Surgical Treatment Options for Distal Radius Fractures

While many distal radius fractures can heal without surgery, surgical intervention may be necessary in certain cases:

Indications for Surgery

Surgical treatment is typically considered when the fracture is severely displaced, unstable, or involves multiple pieces. Joint surface fractures require accurate alignment to optimize motion and minimize pain. It may also be recommended for fractures associated with other wrist injuries or when non-surgical treatments have not yielded the desired results.

Surgical Procedures for Distal Radius Fractures

Wrist surgeons may employ various techniques to treat distal radius fractures, including:

  • Closed Reduction: The surgeon manupuls the break into a better position using local anesthetic and then immobilizes it.
  • Open Reduction and Internal Fixation (ORIF): ORIF involves making an incision to access the fractured bone. The surgeon then realigns the fragments and uses screws, plates, or wires to stabilize them. This procedure is often used for more complex fractures.
  • External Fixation: In some cases, an external fixation device may be used. This involves the insertion of pins or wires into the fractured bone, which are then connected to an external frame to stabilize the bones from the outside.

Recovery and Rehabilitation From a Distal Radius Fracture

Regardless of whether the fracture is treated surgically or non-surgically, the path to recovery follows a similar trajectory:

  • Post-Treatment Care: Following the prescribed treatment plan is essential. This includes wearing casts or splints, taking medications as directed, and following instructions for home care, rest, and elevation.
  • Physical Therapy: Rehabilitation plays a vital role in regaining wrist strength, mobility, and function.
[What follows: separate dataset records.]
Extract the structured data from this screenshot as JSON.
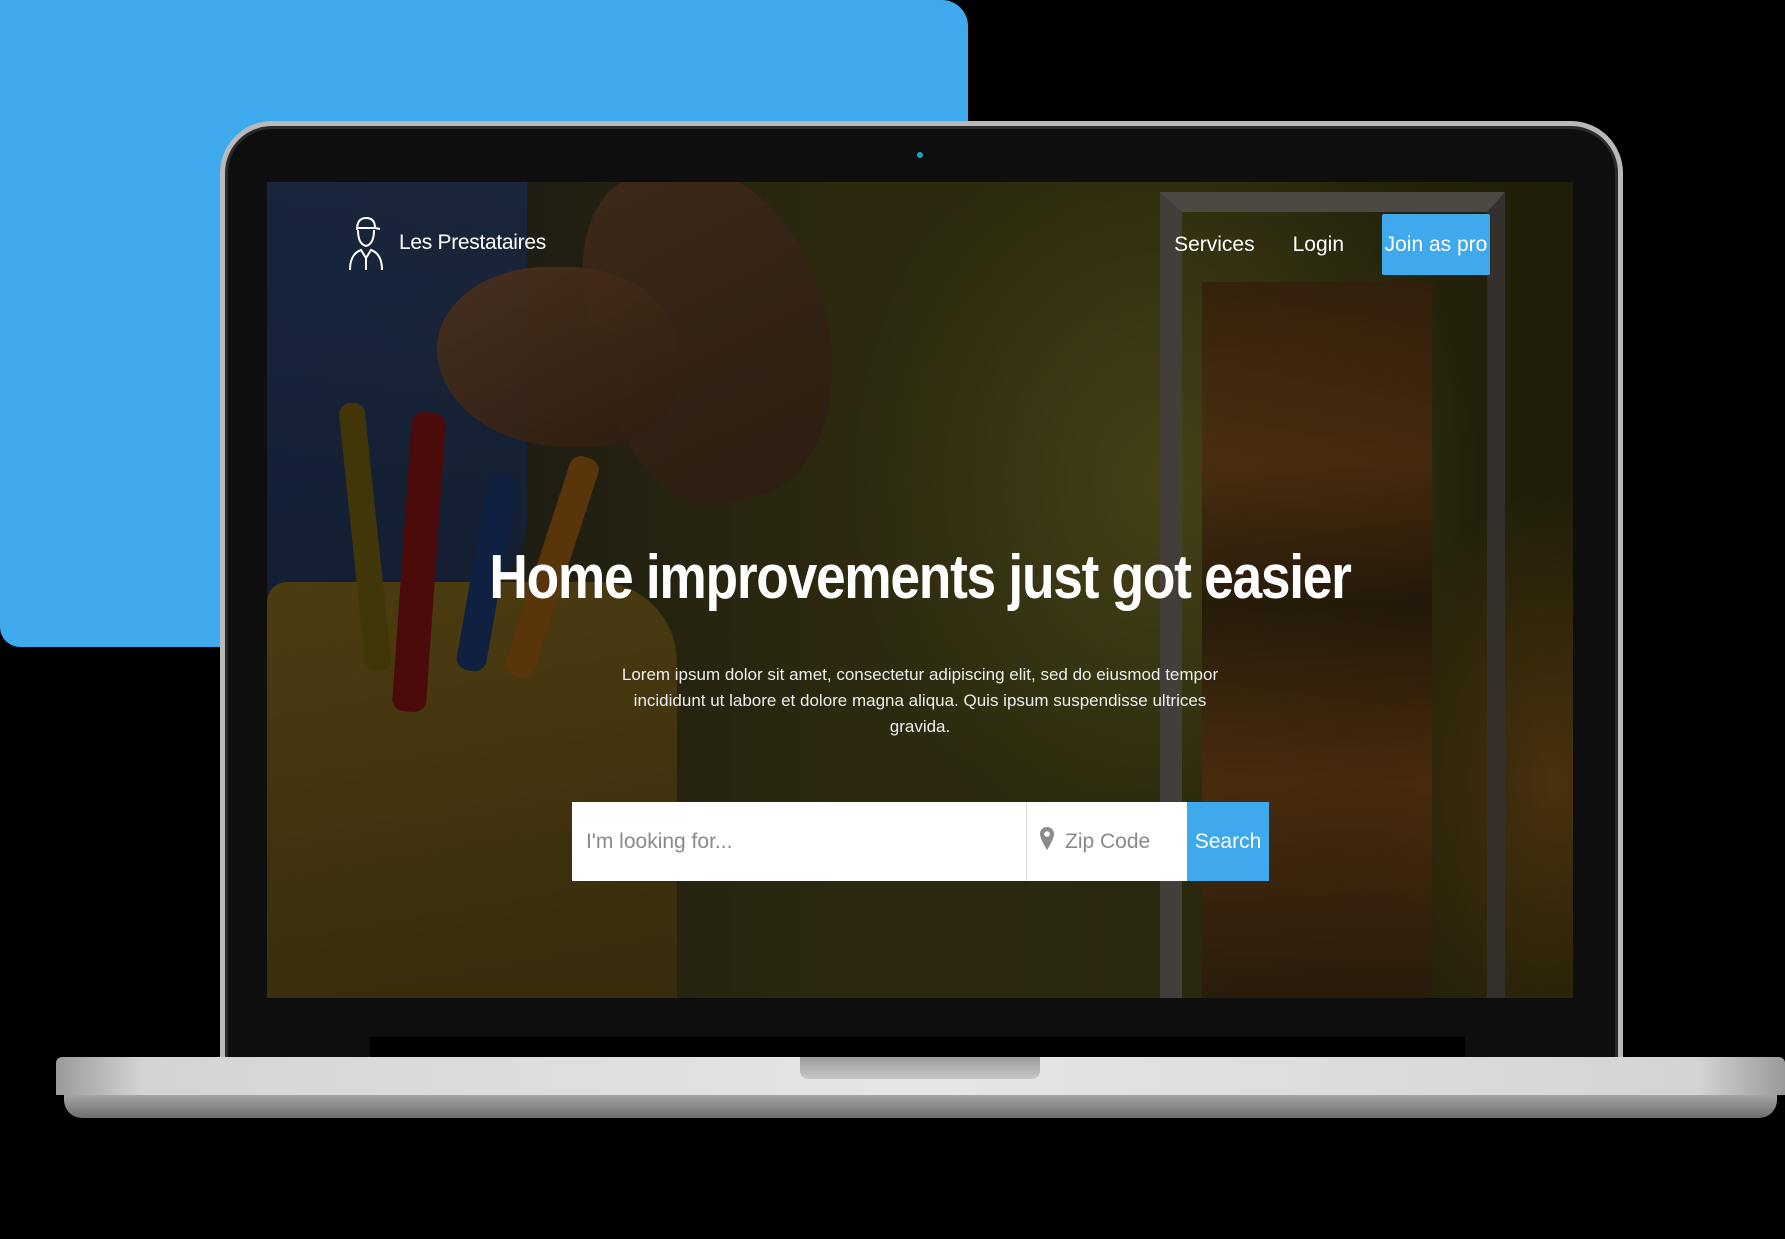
{
  "brand": {
    "name": "Les Prestataires",
    "logo_icon": "worker-icon"
  },
  "nav": {
    "links": [
      "Services",
      "Login"
    ],
    "cta_label": "Join as pro"
  },
  "hero": {
    "title": "Home improvements just got easier",
    "subtitle": "Lorem ipsum dolor sit amet, consectetur adipiscing elit, sed do eiusmod tempor incididunt ut labore et dolore magna aliqua. Quis ipsum suspendisse ultrices gravida."
  },
  "search": {
    "query_placeholder": "I'm looking for...",
    "zip_placeholder": "Zip Code",
    "zip_icon": "location-pin-icon",
    "button_label": "Search"
  },
  "colors": {
    "accent": "#3fa9ee",
    "text": "#ffffff"
  }
}
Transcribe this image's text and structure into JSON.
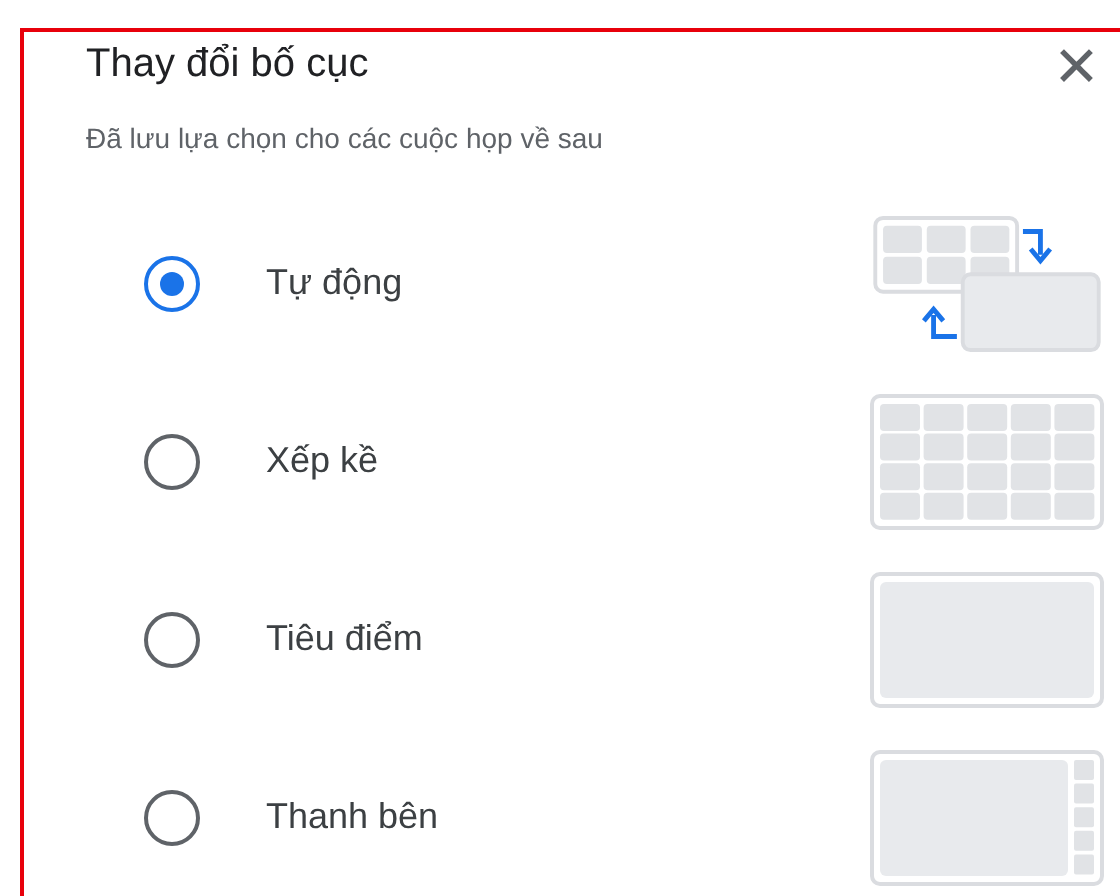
{
  "dialog": {
    "title": "Thay đổi bố cục",
    "subtitle": "Đã lưu lựa chọn cho các cuộc họp về sau",
    "close": "✕"
  },
  "options": [
    {
      "label": "Tự động",
      "selected": true,
      "kind": "auto"
    },
    {
      "label": "Xếp kề",
      "selected": false,
      "kind": "tiled"
    },
    {
      "label": "Tiêu điểm",
      "selected": false,
      "kind": "spotlight"
    },
    {
      "label": "Thanh bên",
      "selected": false,
      "kind": "sidebar"
    }
  ]
}
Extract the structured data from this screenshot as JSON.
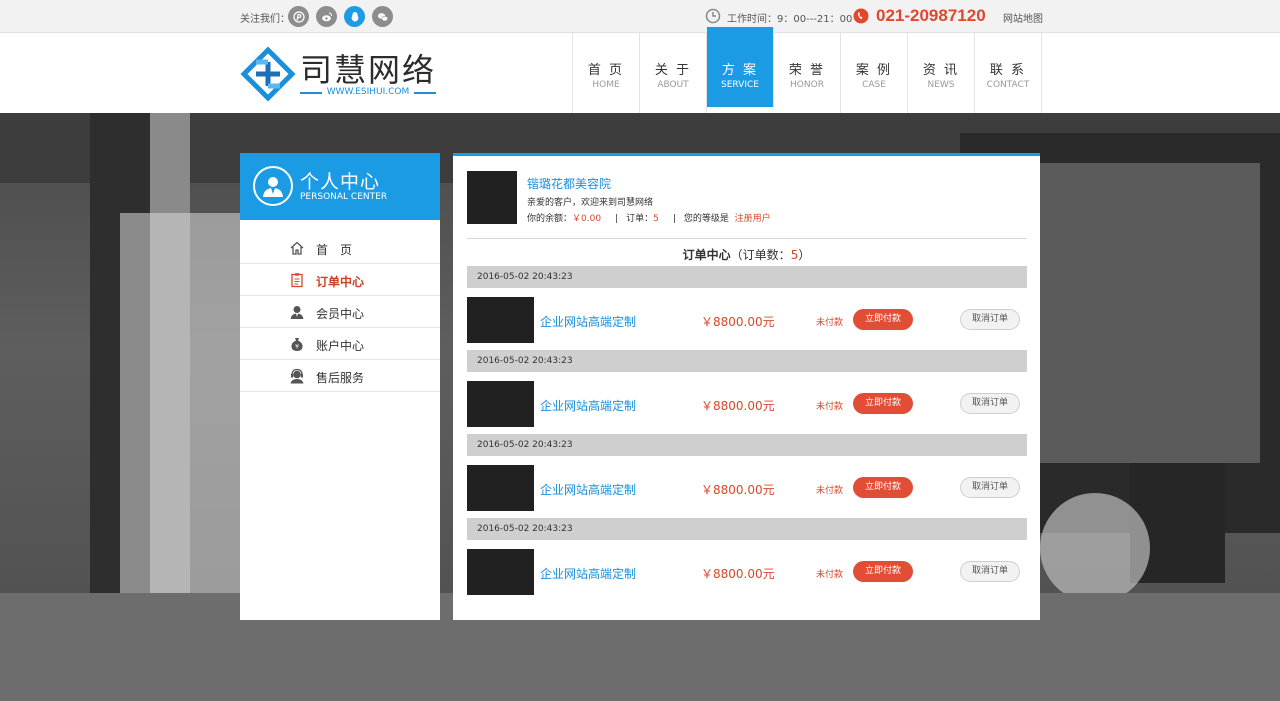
{
  "topbar": {
    "follow_label": "关注我们：",
    "hours": "工作时间：9：00---21：00",
    "phone": "021-20987120",
    "sitemap": "网站地图"
  },
  "header": {
    "logo_text": "司慧网络",
    "logo_url": "WWW.ESIHUI.COM"
  },
  "nav": [
    {
      "zh": "首 页",
      "en": "HOME"
    },
    {
      "zh": "关 于",
      "en": "ABOUT"
    },
    {
      "zh": "方 案",
      "en": "SERVICE"
    },
    {
      "zh": "荣 誉",
      "en": "HONOR"
    },
    {
      "zh": "案 例",
      "en": "CASE"
    },
    {
      "zh": "资 讯",
      "en": "NEWS"
    },
    {
      "zh": "联 系",
      "en": "CONTACT"
    }
  ],
  "sidebar": {
    "title": "个人中心",
    "subtitle": "PERSONAL CENTER",
    "items": [
      {
        "label": "首　页",
        "icon": "home-icon"
      },
      {
        "label": "订单中心",
        "icon": "clipboard-icon"
      },
      {
        "label": "会员中心",
        "icon": "member-icon"
      },
      {
        "label": "账户中心",
        "icon": "money-bag-icon"
      },
      {
        "label": "售后服务",
        "icon": "headset-icon"
      }
    ]
  },
  "profile": {
    "shop_name": "锴璐花都美容院",
    "greeting": "亲爱的客户，欢迎来到司慧网络",
    "balance_label": "你的余额：",
    "balance": "￥0.00",
    "orders_label": "订单：",
    "orders_count": "5",
    "level_label": "您的等级是",
    "level": "注册用户"
  },
  "orders_header": {
    "title": "订单中心",
    "count_prefix": "（订单数：",
    "count": "5",
    "count_suffix": "）"
  },
  "orders": [
    {
      "date": "2016-05-02 20:43:23",
      "name": "企业网站高端定制",
      "price": "￥8800.00元",
      "status": "未付款",
      "pay": "立即付款",
      "cancel": "取消订单"
    },
    {
      "date": "2016-05-02 20:43:23",
      "name": "企业网站高端定制",
      "price": "￥8800.00元",
      "status": "未付款",
      "pay": "立即付款",
      "cancel": "取消订单"
    },
    {
      "date": "2016-05-02 20:43:23",
      "name": "企业网站高端定制",
      "price": "￥8800.00元",
      "status": "未付款",
      "pay": "立即付款",
      "cancel": "取消订单"
    },
    {
      "date": "2016-05-02 20:43:23",
      "name": "企业网站高端定制",
      "price": "￥8800.00元",
      "status": "未付款",
      "pay": "立即付款",
      "cancel": "取消订单"
    }
  ],
  "colors": {
    "accent": "#1a9be4",
    "price_red": "#d9472c",
    "pay_button": "#e24d36"
  }
}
A physical therapist will develop a tailored plan that may include exercises and functional activities aimed at restoring wrist functionality.

Potential Complications and Long-Term Outlook

While distal radius fractures are typically treatable, complications can arise:

  • Malunion: This occurs when the fracture heals improperly, resulting in misalignment of the bone fragments.
  • Nonunion: The fracture may not heal adequately, leading to ongoing pain and dysfunction.
  • Pain: Some individuals may experience wrist pain, arthritis, or stiffness even after treatment.

Regular follow-up appointments and adherence to treatment and rehabilitation plans can help identify and address these complications early.

Prevention and Risk Reduction

Preventing distal radius fractures, especially in high-risk activities, is possible:

  • Protective Measures: Wear appropriate wrist protection, such as wrist guards or braces, when participating in activities with a higher risk of wrist injuries, such as sports or manual labor.
  • Technique Matters: Learn and practice proper techniques and ergonomics in activities that involve the wrist, such as lifting heavy objects.
  • Safe Environment: Maintain a safe environment in your daily life to minimize the risk of falls or accidents that could result in wrist injuries.
  • Rest and Strengthening: Allow for adequate rest during repetitive tasks and engage in exercises that strengthen wrist and forearm muscles, and improve balance, to reduce the risk of injury.

Do You Think You Have a Distal Radius Fracture?

If you suspect a wrist injury, consult with a wrist surgeon at HSSI immediately for accurate diagnosis and guidance on the best treatment approach. 

Distal radius fractures are common injuries that require prompt and appropriate treatment for optimal healing and long-term wrist function. Early diagnosis and treatment are crucial, and the choice between surgical and non-surgical treatments depends on the specific characteristics of the fracture. Rehabilitation and adherence to treatment plans play a vital role in regaining wrist function. 

Prevention is key, and taking protective measures and practicing safe techniques can significantly reduce the risk of distal radius fractures.